The Challenge

Sales and Marketing departments in large companies (and even not-so-large ones) often fail to communicate as effectively as they should. Marketing teams work on promotions and launch them without informing Sales, while Sales fail to give marketing insight into their pipeline. In the worst cases, this leads to mistrust between the teams and differing priorities.

The Social Business Advantage

An enterprise social network provides an environment where sales and marketing can exchange knowledge and details about their current projects. But it needs to be accompanied by a real desire to collaborate across departments. Marketing should give sales greater insight into work-in-progress, and actively solicit input from Sales. Sales should provide regular feedback on how the marketing messages are received by customers and prospects and on changes and additions to the library of marketing collateral.

Sales teams who are often out of the office are able to access the latest marketing material and contribute to the discussion of new material via mobile devices.

Example

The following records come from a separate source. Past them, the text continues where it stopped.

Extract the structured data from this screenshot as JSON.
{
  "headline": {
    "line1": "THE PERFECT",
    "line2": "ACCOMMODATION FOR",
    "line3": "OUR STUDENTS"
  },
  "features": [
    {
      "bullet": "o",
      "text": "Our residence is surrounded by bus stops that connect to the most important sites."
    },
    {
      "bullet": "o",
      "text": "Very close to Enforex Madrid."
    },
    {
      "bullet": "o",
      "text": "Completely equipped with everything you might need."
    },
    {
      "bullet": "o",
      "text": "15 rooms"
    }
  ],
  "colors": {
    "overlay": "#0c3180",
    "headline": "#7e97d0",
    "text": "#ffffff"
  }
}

Carol in the Marketing team has been tasked with improving the flow of information between the corporate marketing team in the US, and the sales teams in US, Europe and Asia. While the US team has usually kept up to date with the latest marketing messages because they work in the same office, the European and Asian teams have often continued using out-of-date material, and regularly complain about new promotions being launched on the global website which they knew nothing about.

To enable this she chooses to create two separate communities in the company social network. The first contains all published marketing material that is suitable for distribution to customers and prospects. In the past, this material had been stored in a shared folder on a file server. But it was often hard to be sure whether this was up to date, as many files were owned by people who had left the company. As this material is moved to the social network, Carol ensures that each file has a designated owner who is a current employee – someone who is responsible for ensuring the content is up to date, and who will respond to questions from sales about it.

The second community Carol creates is for marketing work-in-progress. Anything here is strictly for company internal discussion only as has not been fully reviewed. The sales team are invited to join this community so that they can keep up to date with what marketing are currently working on, and can contribute their opinion while promotions, datasheets, white papers and other documents are being created. Sales are reminded that nothing here can be used outside the company until it is moved into the first community.

The leaders of the sales and marketing teams also agree that the private sales communities, where each regional sales team shares information about the deals it is currently working on, are opened up to allow marketing to join. Carol joins each of the regional communities and monitors them to gain a better understanding of Sales’ current challenges and how Marketing can help.

Make It Real

  • More than any of the other examples in this series so far, success in connecting sales and marketing is dependent on changes in behaviour. Establishing communities for exchange of knowledge will not succeed unless it is accompanied by a willingness to share. Managers of sales and marketing teams need to lead by example and actively encourage this willingness.
  • Make a clear distinction between “customer-ready” marketing content and “work in progress”. Marketing reluctance to share work-in-progress content often stems from previous incidents where Sales have failed to respect this.
  • Ensure that all customer-ready material has a designated owner, and files owned by employees who leave the company are reassigned.
  • Make sure the communication is two-way. Giving Marketing insight into current Sales activities is just as important as giving Sales information about planned Marketing initiatives.
  • There may be a temptation to create one big sales and marketing community, but this is not always the most effective approach as it can lead to everyone being deluged with more information than they need. It is better to create smaller working communities for each group, but allow the other sales and marketing teams to “drop in” and see what’s happening.
  • Don’t assume that just because the other teams have access to what you’re working on they will always know when to “drop in”. When a piece of work needs review or input, use tasks to draw the attention of the wider sales and marketing community to it.